What needs to be done:
Count lines with "java" below; give only the number.

Data to process:

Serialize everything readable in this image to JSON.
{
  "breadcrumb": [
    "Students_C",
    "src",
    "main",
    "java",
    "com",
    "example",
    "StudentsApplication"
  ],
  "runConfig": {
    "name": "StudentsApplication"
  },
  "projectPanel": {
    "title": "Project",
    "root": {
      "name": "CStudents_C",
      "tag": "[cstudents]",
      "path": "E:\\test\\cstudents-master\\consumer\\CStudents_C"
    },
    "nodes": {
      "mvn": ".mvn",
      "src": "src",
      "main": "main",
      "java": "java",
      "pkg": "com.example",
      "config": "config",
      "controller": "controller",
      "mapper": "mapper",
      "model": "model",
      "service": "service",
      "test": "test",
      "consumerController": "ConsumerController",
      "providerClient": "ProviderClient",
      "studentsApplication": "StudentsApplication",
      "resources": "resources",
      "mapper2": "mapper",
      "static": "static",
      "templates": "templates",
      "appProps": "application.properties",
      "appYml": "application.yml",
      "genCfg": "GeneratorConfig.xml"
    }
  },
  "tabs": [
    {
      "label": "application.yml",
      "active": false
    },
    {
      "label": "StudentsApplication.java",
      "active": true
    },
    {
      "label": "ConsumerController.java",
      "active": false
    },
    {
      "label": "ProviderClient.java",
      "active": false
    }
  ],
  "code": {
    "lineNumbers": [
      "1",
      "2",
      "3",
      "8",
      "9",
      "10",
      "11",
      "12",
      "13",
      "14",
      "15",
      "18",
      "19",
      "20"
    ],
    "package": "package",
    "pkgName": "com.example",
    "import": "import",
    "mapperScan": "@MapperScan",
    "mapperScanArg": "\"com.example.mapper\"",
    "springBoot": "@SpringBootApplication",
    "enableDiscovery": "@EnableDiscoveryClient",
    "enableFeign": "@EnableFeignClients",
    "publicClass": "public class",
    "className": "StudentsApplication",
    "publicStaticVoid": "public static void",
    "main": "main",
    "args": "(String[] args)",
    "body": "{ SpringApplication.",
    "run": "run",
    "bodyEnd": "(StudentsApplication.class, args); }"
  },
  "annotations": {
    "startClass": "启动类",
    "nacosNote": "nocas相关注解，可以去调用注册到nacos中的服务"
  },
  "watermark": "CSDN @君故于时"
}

Your response:
5